(Items listed in a dataset)
=== Section Start ===

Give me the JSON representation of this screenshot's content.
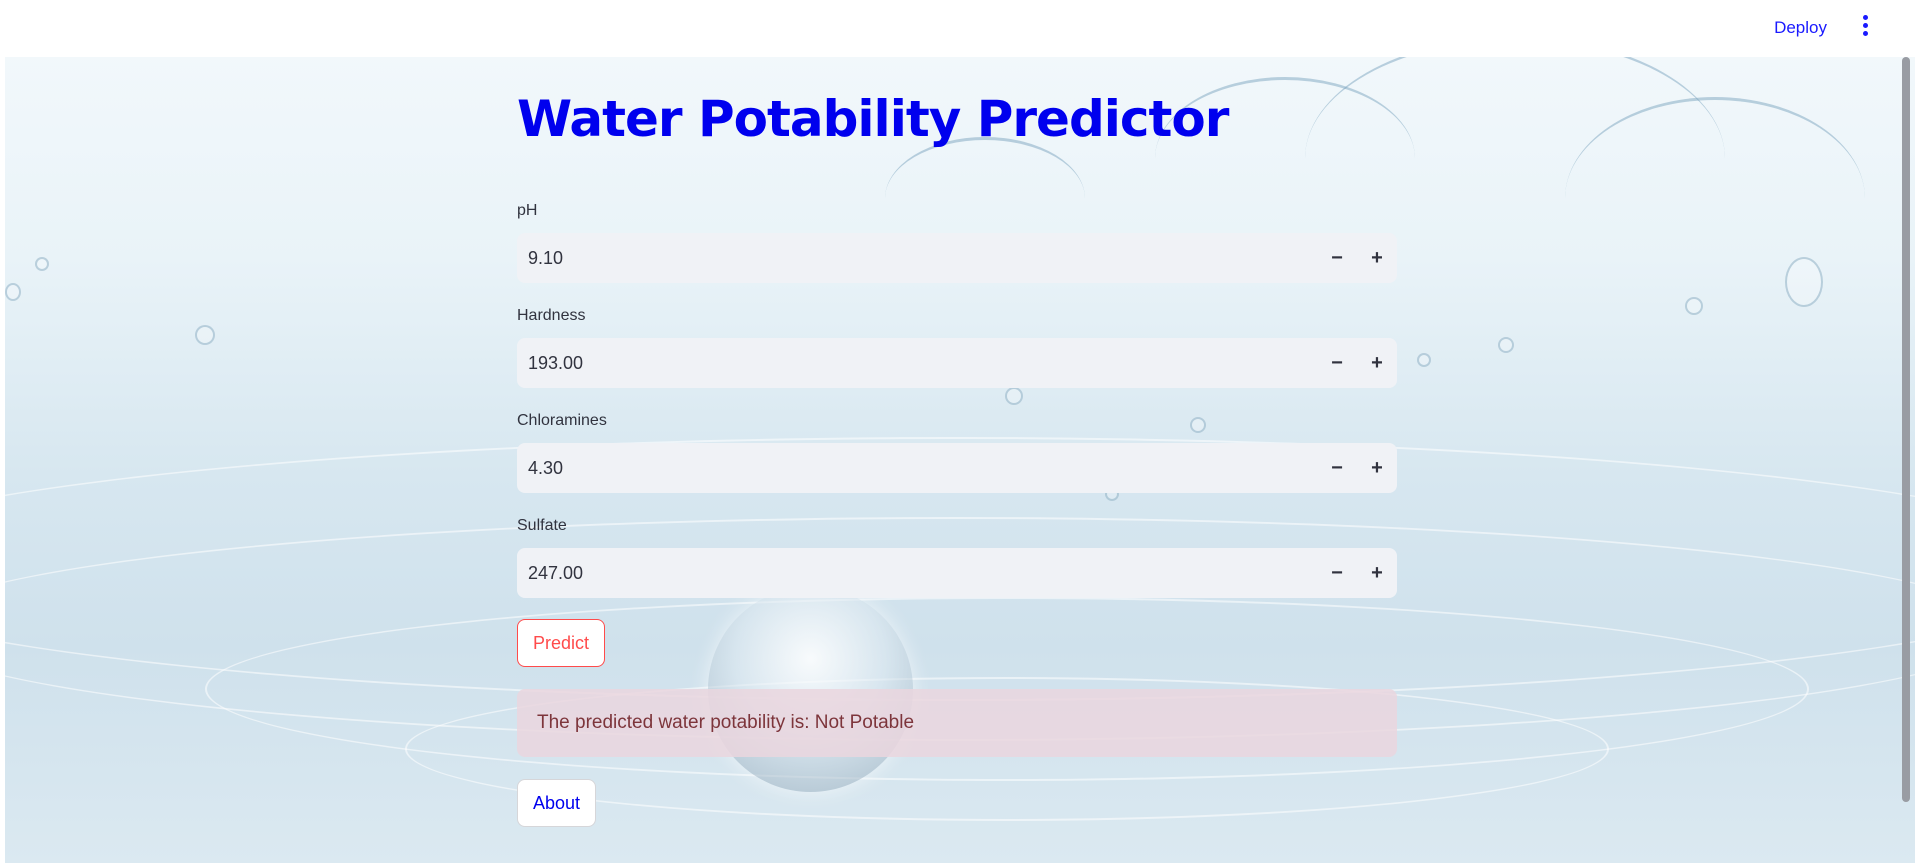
{
  "header": {
    "deploy_label": "Deploy",
    "menu_icon": "vertical-ellipsis-icon"
  },
  "main": {
    "title": "Water Potability Predictor",
    "fields": [
      {
        "label": "pH",
        "value": "9.10"
      },
      {
        "label": "Hardness",
        "value": "193.00"
      },
      {
        "label": "Chloramines",
        "value": "4.30"
      },
      {
        "label": "Sulfate",
        "value": "247.00"
      }
    ],
    "stepper": {
      "minus": "−",
      "plus": "+"
    },
    "predict_label": "Predict",
    "result_text": "The predicted water potability is: Not Potable",
    "about_label": "About"
  },
  "colors": {
    "title": "#0000ee",
    "accent_red": "#ff4b4b",
    "link_blue": "#1a1aff",
    "input_bg": "#f0f2f6",
    "error_text": "#7d353b"
  }
}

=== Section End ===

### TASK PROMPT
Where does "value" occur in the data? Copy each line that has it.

### SOLVED PROBLEM
        "value": "9.10"
        "value": "193.00"
        "value": "4.30"
        "value": "247.00"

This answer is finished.